"Never change things by fighting the existing reality. To change something, build a new model that makes the existing model obsolete."
- Buckminster Fuller

"Don't ask yourself what the world needs. Ask yourself what makes you come alive, and then go and do that. Because what the world needs is people who have come alive."
- Howard Thurman

"Remember, this is your one precious life. It's okay to take risks. The world is a safe place where everything happens in perfect synchronicity. The more we breathe, live in balance, and respect nature and ourselves, the more likely we will be in the right place at the right time, all the time."
- Unknown

And if all that isn't enough to take me away from this computer and get on with my latest pursuit, here's a quote made famous by Nelson Mandela that I've always found very true and inspiring, if a bit hard to swallow:
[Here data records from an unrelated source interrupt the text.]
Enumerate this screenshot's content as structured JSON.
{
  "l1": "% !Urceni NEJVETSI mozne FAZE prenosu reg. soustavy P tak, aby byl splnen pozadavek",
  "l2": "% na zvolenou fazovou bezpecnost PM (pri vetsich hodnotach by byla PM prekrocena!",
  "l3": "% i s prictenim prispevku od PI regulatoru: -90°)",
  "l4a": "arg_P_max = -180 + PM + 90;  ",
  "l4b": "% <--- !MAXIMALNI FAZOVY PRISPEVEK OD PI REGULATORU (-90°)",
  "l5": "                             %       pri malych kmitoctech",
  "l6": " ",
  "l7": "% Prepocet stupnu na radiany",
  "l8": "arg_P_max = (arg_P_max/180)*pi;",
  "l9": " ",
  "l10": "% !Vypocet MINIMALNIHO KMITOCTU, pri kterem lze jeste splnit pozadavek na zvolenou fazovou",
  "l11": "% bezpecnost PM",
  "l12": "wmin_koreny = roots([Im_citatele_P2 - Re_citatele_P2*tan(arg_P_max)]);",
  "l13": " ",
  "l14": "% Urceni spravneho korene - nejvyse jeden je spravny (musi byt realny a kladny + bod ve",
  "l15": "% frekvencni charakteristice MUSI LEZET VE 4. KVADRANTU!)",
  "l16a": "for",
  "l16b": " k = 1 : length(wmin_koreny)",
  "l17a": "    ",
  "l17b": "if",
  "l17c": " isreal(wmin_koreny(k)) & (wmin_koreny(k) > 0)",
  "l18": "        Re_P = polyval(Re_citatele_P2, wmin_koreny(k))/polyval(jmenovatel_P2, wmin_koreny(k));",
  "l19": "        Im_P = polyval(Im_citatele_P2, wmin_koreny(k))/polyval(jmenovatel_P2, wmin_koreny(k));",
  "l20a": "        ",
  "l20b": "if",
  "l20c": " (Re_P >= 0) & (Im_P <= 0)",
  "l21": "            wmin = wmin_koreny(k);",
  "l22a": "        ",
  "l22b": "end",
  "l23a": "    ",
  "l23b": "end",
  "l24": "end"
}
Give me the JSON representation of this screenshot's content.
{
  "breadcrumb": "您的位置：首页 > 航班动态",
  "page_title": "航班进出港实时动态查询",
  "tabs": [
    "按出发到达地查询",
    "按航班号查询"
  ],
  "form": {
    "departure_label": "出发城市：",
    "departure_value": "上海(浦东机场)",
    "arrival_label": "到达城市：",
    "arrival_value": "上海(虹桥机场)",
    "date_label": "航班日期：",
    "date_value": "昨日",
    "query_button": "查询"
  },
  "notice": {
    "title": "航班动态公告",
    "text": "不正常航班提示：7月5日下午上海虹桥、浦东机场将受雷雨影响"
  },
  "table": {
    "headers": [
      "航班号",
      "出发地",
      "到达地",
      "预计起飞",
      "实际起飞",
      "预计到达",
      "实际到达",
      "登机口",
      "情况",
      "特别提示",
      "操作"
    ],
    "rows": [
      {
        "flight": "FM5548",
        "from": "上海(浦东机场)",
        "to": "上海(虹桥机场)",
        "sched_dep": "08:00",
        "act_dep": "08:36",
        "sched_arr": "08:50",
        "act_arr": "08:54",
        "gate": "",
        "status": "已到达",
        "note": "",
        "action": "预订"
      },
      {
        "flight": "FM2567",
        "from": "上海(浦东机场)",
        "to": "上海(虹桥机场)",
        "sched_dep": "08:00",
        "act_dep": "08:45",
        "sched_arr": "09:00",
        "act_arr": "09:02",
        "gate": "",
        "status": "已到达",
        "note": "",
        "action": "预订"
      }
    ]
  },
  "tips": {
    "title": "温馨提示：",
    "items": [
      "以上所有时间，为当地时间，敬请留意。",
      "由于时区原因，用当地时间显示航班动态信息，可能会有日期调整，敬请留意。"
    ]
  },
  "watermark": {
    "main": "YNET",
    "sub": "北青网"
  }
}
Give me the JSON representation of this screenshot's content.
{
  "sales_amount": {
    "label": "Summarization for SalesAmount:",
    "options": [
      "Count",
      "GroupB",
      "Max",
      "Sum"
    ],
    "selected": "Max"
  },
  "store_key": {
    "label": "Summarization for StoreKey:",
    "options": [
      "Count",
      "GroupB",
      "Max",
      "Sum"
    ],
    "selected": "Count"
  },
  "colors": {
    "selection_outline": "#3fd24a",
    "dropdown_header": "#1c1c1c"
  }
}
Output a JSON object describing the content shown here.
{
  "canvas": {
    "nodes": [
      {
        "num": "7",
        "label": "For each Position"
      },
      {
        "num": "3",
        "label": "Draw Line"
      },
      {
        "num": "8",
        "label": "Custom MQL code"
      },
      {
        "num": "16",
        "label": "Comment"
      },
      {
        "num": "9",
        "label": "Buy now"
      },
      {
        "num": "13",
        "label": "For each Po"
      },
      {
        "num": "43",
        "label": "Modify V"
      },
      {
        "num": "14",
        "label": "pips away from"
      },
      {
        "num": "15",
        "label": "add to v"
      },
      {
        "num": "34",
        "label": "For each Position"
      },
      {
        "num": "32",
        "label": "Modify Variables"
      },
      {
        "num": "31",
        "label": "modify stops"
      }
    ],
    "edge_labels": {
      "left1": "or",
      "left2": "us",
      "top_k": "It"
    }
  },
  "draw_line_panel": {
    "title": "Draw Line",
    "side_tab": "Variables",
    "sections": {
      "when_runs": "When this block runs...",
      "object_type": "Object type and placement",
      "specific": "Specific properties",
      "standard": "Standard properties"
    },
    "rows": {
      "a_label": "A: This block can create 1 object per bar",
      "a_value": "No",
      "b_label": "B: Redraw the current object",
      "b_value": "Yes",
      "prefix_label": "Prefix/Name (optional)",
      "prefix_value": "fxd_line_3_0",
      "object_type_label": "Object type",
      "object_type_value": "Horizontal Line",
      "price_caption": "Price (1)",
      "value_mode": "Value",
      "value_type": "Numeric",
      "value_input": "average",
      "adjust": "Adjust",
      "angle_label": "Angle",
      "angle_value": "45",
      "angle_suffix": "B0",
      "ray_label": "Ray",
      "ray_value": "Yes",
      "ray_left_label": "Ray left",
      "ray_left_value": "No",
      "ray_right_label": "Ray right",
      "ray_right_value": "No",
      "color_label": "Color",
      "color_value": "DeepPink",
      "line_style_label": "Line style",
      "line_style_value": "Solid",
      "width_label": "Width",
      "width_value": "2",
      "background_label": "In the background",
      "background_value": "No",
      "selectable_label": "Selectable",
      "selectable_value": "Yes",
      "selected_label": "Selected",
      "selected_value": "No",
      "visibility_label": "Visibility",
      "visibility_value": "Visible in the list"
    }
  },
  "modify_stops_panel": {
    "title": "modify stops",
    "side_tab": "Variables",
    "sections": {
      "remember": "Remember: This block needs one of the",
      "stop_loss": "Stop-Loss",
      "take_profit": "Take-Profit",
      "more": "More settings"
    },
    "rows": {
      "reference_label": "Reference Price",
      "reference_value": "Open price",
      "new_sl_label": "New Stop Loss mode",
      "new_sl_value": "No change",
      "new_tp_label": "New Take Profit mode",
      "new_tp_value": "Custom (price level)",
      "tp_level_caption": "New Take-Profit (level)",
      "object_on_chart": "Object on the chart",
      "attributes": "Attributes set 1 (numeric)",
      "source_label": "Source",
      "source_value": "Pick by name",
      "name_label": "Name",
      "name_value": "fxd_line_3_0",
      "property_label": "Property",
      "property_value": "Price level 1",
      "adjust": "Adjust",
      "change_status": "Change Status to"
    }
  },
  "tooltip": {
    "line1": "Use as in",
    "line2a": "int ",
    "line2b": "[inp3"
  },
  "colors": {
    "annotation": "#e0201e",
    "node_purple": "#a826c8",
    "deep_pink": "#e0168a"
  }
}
"Our deepest fear is not that we are inadequate. Our deepest fear is that we are powerful beyond measure. It is our light, not our darkness, that most frightens us. We ask ourselves, who am I to be brilliant, gorgeous, talented, and fabulous? Actually, who are you not to be? You are a child of God. Your playing small doesn't serve the world. There's nothing enlightened about shrinking so that other people won't feel insecure around you. We are born to make manifest the glory of God that is within us. It's not just in some of us, it's in everyone. And as we let our own light shine, we unconsciously give other people permission to do the same. As we are liberated from our own fear, our presence automatically liberates others.
- Marianne Williamson